§ **Data for analysis**:

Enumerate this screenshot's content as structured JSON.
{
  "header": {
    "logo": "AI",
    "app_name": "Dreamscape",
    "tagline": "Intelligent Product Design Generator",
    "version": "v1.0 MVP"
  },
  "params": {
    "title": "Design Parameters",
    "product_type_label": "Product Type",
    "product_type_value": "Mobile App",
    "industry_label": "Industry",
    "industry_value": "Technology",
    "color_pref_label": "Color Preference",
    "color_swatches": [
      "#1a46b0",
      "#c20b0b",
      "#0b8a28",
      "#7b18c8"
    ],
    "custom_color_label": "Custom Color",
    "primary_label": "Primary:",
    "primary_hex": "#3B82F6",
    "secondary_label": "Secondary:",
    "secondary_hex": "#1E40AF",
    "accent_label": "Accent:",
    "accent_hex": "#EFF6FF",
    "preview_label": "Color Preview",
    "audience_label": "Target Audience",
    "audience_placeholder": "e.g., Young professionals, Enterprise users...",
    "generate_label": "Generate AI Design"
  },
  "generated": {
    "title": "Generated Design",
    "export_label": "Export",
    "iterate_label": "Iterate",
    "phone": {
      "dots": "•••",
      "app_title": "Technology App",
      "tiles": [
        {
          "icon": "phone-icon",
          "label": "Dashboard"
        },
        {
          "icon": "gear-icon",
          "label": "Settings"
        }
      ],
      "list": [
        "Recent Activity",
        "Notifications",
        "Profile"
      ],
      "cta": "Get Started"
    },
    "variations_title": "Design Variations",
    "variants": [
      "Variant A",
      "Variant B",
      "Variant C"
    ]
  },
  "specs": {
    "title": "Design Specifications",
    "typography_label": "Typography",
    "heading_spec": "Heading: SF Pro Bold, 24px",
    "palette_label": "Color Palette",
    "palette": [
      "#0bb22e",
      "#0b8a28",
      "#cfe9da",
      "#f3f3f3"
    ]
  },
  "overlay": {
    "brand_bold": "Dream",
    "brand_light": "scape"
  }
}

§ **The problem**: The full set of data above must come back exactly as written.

§ **Written solution**:
Enumerate this screenshot's content as structured JSON.
{
  "header": {
    "logo": "AI",
    "app_name": "Dreamscape",
    "tagline": "Intelligent Product Design Generator",
    "version": "v1.0 MVP"
  },
  "params": {
    "title": "Design Parameters",
    "product_type_label": "Product Type",
    "product_type_value": "Mobile App",
    "industry_label": "Industry",
    "industry_value": "Technology",
    "color_pref_label": "Color Preference",
    "color_swatches": [
      "#1a46b0",
      "#c20b0b",
      "#0b8a28",
      "#7b18c8"
    ],
    "custom_color_label": "Custom Color",
    "primary_label": "Primary:",
    "primary_hex": "#3B82F6",
    "secondary_label": "Secondary:",
    "secondary_hex": "#1E40AF",
    "accent_label": "Accent:",
    "accent_hex": "#EFF6FF",
    "preview_label": "Color Preview",
    "audience_label": "Target Audience",
    "audience_placeholder": "e.g., Young professionals, Enterprise users...",
    "generate_label": "Generate AI Design"
  },
  "generated": {
    "title": "Generated Design",
    "export_label": "Export",
    "iterate_label": "Iterate",
    "phone": {
      "dots": "•••",
      "app_title": "Technology App",
      "tiles": [
        {
          "icon": "phone-icon",
          "label": "Dashboard"
        },
        {
          "icon": "gear-icon",
          "label": "Settings"
        }
      ],
      "list": [
        "Recent Activity",
        "Notifications",
        "Profile"
      ],
      "cta": "Get Started"
    },
    "variations_title": "Design Variations",
    "variants": [
      "Variant A",
      "Variant B",
      "Variant C"
    ]
  },
  "specs": {
    "title": "Design Specifications",
    "typography_label": "Typography",
    "heading_spec": "Heading: SF Pro Bold, 24px",
    "palette_label": "Color Palette",
    "palette": [
      "#0bb22e",
      "#0b8a28",
      "#cfe9da",
      "#f3f3f3"
    ]
  },
  "overlay": {
    "brand_bold": "Dream",
    "brand_light": "scape"
  }
}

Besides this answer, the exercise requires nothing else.